Lot J: In a public meeting with CM Gaffney, Jags Pres. Mark Lamping says the deal has been revised and the developers were hoping for a vote tonight but understand and accept to wait until January to give the council time to review the changes. @ FCN2go pic.twitter.com/NOqj9KqoJ2

– David Jones (@DavidJonesTV) December 8, 2020

He said that in the nine years since Khan bought the team, San Diego and St. Louis lost their teams, but Jacksonville is still an NFL city, even though the lease would allow the franchise to be a “free agent.” “to be when one moves without paying a financial penalty to the city.

Khan is taking a financial risk by investing hundreds of millions of dollars in improvements to the city stadium and downtown development, but he is not asking for a clawback to get his money back if the city does not agree to upgrades at the stadium, the NFL – Meets standards and a lease extension, said Paul Harden, attorney for the team.

“It really works both ways,” said Harden.

He said if Khan wanted to move the franchise he had a chance to think about it.

“Don’t you think for a minute that people didn’t encourage him,” said Harden. “Don’t think for a minute that he didn’t get a lot of pressure. He likes Jacksonville.”

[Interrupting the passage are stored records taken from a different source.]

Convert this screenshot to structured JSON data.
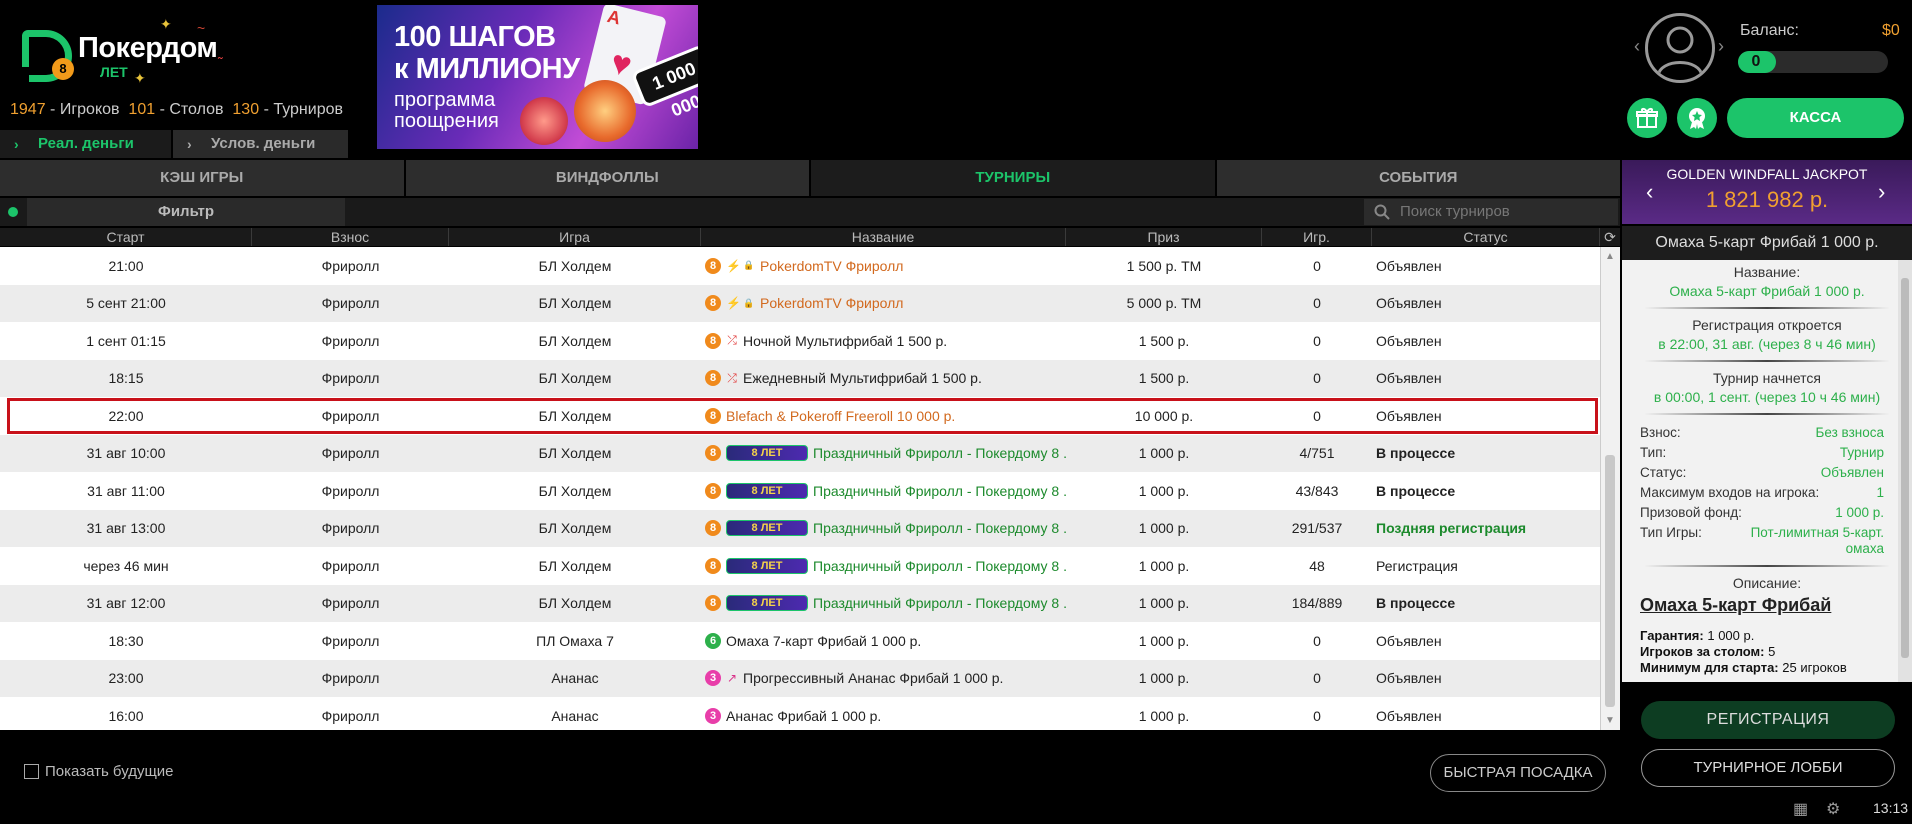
{
  "brand": {
    "name": "Покердом",
    "years_badge": "8",
    "years_text": "ЛЕТ"
  },
  "stats": {
    "players": "1947",
    "players_label": "- Игроков",
    "tables": "101",
    "tables_label": "- Столов",
    "tournaments": "130",
    "tournaments_label": "- Турниров"
  },
  "money_tabs": [
    {
      "label": "Реал. деньги"
    },
    {
      "label": "Услов. деньги"
    }
  ],
  "banner": {
    "title_line1": "100 ШАГОВ",
    "title_line2": "к МИЛЛИОНУ",
    "sub_line1": "программа",
    "sub_line2": "поощрения",
    "card_letter": "A",
    "chip_text": "1 000 000"
  },
  "account": {
    "balance_label": "Баланс:",
    "balance_value": "$0",
    "level": "0",
    "level_progress": 0.25,
    "cashier_label": "КАССА"
  },
  "main_tabs": [
    {
      "label": "КЭШ ИГРЫ"
    },
    {
      "label": "ВИНДФОЛЛЫ"
    },
    {
      "label": "ТУРНИРЫ"
    },
    {
      "label": "СОБЫТИЯ"
    }
  ],
  "filter": {
    "label": "Фильтр",
    "search_placeholder": "Поиск турниров"
  },
  "columns": [
    "Старт",
    "Взнос",
    "Игра",
    "Название",
    "Приз",
    "Игр.",
    "Статус"
  ],
  "rows": [
    {
      "start": "21:00",
      "fee": "Фриролл",
      "game": "БЛ Холдем",
      "badge": "8",
      "badge_color": "#f08a1c",
      "icons": [
        "lightning",
        "lock"
      ],
      "name": "PokerdomTV Фриролл",
      "name_style": "orange",
      "prize": "1 500 р. ТМ",
      "players": "0",
      "status": "Объявлен",
      "status_style": "normal"
    },
    {
      "start": "5 сент 21:00",
      "fee": "Фриролл",
      "game": "БЛ Холдем",
      "badge": "8",
      "badge_color": "#f08a1c",
      "icons": [
        "lightning",
        "lock"
      ],
      "name": "PokerdomTV Фриролл",
      "name_style": "orange",
      "prize": "5 000 р. ТМ",
      "players": "0",
      "status": "Объявлен",
      "status_style": "normal"
    },
    {
      "start": "1 сент 01:15",
      "fee": "Фриролл",
      "game": "БЛ Холдем",
      "badge": "8",
      "badge_color": "#f08a1c",
      "icons": [
        "shuffle"
      ],
      "name": "Ночной Мультифрибай 1 500 р.",
      "name_style": "normal",
      "prize": "1 500 р.",
      "players": "0",
      "status": "Объявлен",
      "status_style": "normal"
    },
    {
      "start": "18:15",
      "fee": "Фриролл",
      "game": "БЛ Холдем",
      "badge": "8",
      "badge_color": "#f08a1c",
      "icons": [
        "shuffle"
      ],
      "name": "Ежедневный Мультифрибай 1 500 р.",
      "name_style": "normal",
      "prize": "1 500 р.",
      "players": "0",
      "status": "Объявлен",
      "status_style": "normal"
    },
    {
      "start": "22:00",
      "fee": "Фриролл",
      "game": "БЛ Холдем",
      "badge": "8",
      "badge_color": "#f08a1c",
      "icons": [],
      "name": "Blefach & Pokeroff Freeroll 10 000 р.",
      "name_style": "orange",
      "prize": "10 000 р.",
      "players": "0",
      "status": "Объявлен",
      "status_style": "normal",
      "selected": true
    },
    {
      "start": "31 авг 10:00",
      "fee": "Фриролл",
      "game": "БЛ Холдем",
      "badge": "8",
      "badge_color": "#f08a1c",
      "icons": [
        "promo"
      ],
      "promo_text": "8 ЛЕТ",
      "name": "Праздничный Фриролл - Покердому 8 ...",
      "name_style": "green",
      "prize": "1 000 р.",
      "players": "4/751",
      "status": "В процессе",
      "status_style": "bold"
    },
    {
      "start": "31 авг 11:00",
      "fee": "Фриролл",
      "game": "БЛ Холдем",
      "badge": "8",
      "badge_color": "#f08a1c",
      "icons": [
        "promo"
      ],
      "promo_text": "8 ЛЕТ",
      "name": "Праздничный Фриролл - Покердому 8 ...",
      "name_style": "green",
      "prize": "1 000 р.",
      "players": "43/843",
      "status": "В процессе",
      "status_style": "bold"
    },
    {
      "start": "31 авг 13:00",
      "fee": "Фриролл",
      "game": "БЛ Холдем",
      "badge": "8",
      "badge_color": "#f08a1c",
      "icons": [
        "promo"
      ],
      "promo_text": "8 ЛЕТ",
      "name": "Праздничный Фриролл - Покердому 8 ...",
      "name_style": "green",
      "prize": "1 000 р.",
      "players": "291/537",
      "status": "Поздняя регистрация",
      "status_style": "green"
    },
    {
      "start": "через 46 мин",
      "fee": "Фриролл",
      "game": "БЛ Холдем",
      "badge": "8",
      "badge_color": "#f08a1c",
      "icons": [
        "promo"
      ],
      "promo_text": "8 ЛЕТ",
      "name": "Праздничный Фриролл - Покердому 8 ...",
      "name_style": "green",
      "prize": "1 000 р.",
      "players": "48",
      "status": "Регистрация",
      "status_style": "normal"
    },
    {
      "start": "31 авг 12:00",
      "fee": "Фриролл",
      "game": "БЛ Холдем",
      "badge": "8",
      "badge_color": "#f08a1c",
      "icons": [
        "promo"
      ],
      "promo_text": "8 ЛЕТ",
      "name": "Праздничный Фриролл - Покердому 8 ...",
      "name_style": "green",
      "prize": "1 000 р.",
      "players": "184/889",
      "status": "В процессе",
      "status_style": "bold"
    },
    {
      "start": "18:30",
      "fee": "Фриролл",
      "game": "ПЛ Омаха 7",
      "badge": "6",
      "badge_color": "#2db04b",
      "icons": [],
      "name": "Омаха 7-карт Фрибай 1 000 р.",
      "name_style": "normal",
      "prize": "1 000 р.",
      "players": "0",
      "status": "Объявлен",
      "status_style": "normal"
    },
    {
      "start": "23:00",
      "fee": "Фриролл",
      "game": "Ананас",
      "badge": "3",
      "badge_color": "#e83ea9",
      "icons": [
        "progressive"
      ],
      "name": "Прогрессивный Ананас Фрибай 1 000 р.",
      "name_style": "normal",
      "prize": "1 000 р.",
      "players": "0",
      "status": "Объявлен",
      "status_style": "normal"
    },
    {
      "start": "16:00",
      "fee": "Фриролл",
      "game": "Ананас",
      "badge": "3",
      "badge_color": "#e83ea9",
      "icons": [],
      "name": "Ананас Фрибай 1 000 р.",
      "name_style": "normal",
      "prize": "1 000 р.",
      "players": "0",
      "status": "Объявлен",
      "status_style": "normal"
    }
  ],
  "bottom": {
    "show_future_label": "Показать будущие",
    "quick_seat_label": "БЫСТРАЯ ПОСАДКА"
  },
  "jackpot": {
    "title": "GOLDEN WINDFALL JACKPOT",
    "value": "1 821 982 р."
  },
  "details": {
    "title": "Омаха 5-карт Фрибай 1 000 р.",
    "name_label": "Название:",
    "name_value": "Омаха 5-карт Фрибай 1 000 р.",
    "reg_opens_label": "Регистрация откроется",
    "reg_opens_value": "в 22:00, 31 авг. (через 8 ч 46 мин)",
    "start_label": "Турнир начнется",
    "start_value": "в 00:00, 1 сент. (через 10 ч 46 мин)",
    "kv": [
      {
        "k": "Взнос:",
        "v": "Без взноса"
      },
      {
        "k": "Тип:",
        "v": "Турнир"
      },
      {
        "k": "Статус:",
        "v": "Объявлен"
      },
      {
        "k": "Максимум входов на игрока:",
        "v": "1"
      },
      {
        "k": "Призовой фонд:",
        "v": "1 000 р."
      },
      {
        "k": "Тип Игры:",
        "v": "Пот-лимитная 5-карт. омаха"
      }
    ],
    "desc_label": "Описание:",
    "desc_head": "Омаха 5-карт Фрибай",
    "guarantee_label": "Гарантия:",
    "guarantee_value": "1 000 р.",
    "per_table_label": "Игроков за столом:",
    "per_table_value": "5",
    "min_start_label": "Минимум для старта:",
    "min_start_value": "25 игроков"
  },
  "actions": {
    "register_label": "РЕГИСТРАЦИЯ",
    "lobby_label": "ТУРНИРНОЕ ЛОББИ"
  },
  "clock": "13:13"
}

City Councilor Danny Becton said his constituents don’t understand why the city’s cost of developing Lot J is so high that taxpayers and the development team split between $ 50 and $ 50 for a total of $ 450 to $ 482 million would.

Becton took out a $ 65.5 million interest-free “breadbox loan” that is part of the city’s share of the cost. After the city provides the $ 65.5 million, 20 percent of that would be placed in an escrow account, where that $ 13.1 million would be invested until it grows to $ 65.5 million and goes back to the city in repayment.

The structure of the Breadbox loan would put $ 52.4 million in the hands of developers, so Becton said it really should be viewed as a grant.

Lamping said it was not a traditional project “because this is basically the creation of a neighborhood” in the sports complex that will create a vibrant downtown area.

“If this neighborhood is created and functioning that we believe can, it will generate waves and waves of benefits for the city in the future,” said Lamping.

Jordan Elsbury, Mayor Lenny Curry’s chief of staff, said the framework of the 2019 tentative deal used a cash grant of $ 65.5 million. However, this was changed during the negotiations as the federal tax law required the developers to pay part of the grant to the federal government in income taxes.

He said the conversion to a breadbox loan means the city’s money “stays in the project” rather than going to the Internal Revenue Service, and allows the city to recoup some of its expenses in the future compared to that Waiver of repayment.

Becton said despite this change, the developer would still get more than $ 50 million in cash through the Breadbox loan, an incentive other developers downtown didn’t get. Lamping said that if the city’s share of the development costs fell by that amount, “the project will die”.

You can read more from our news partners at the Florida Times-Union.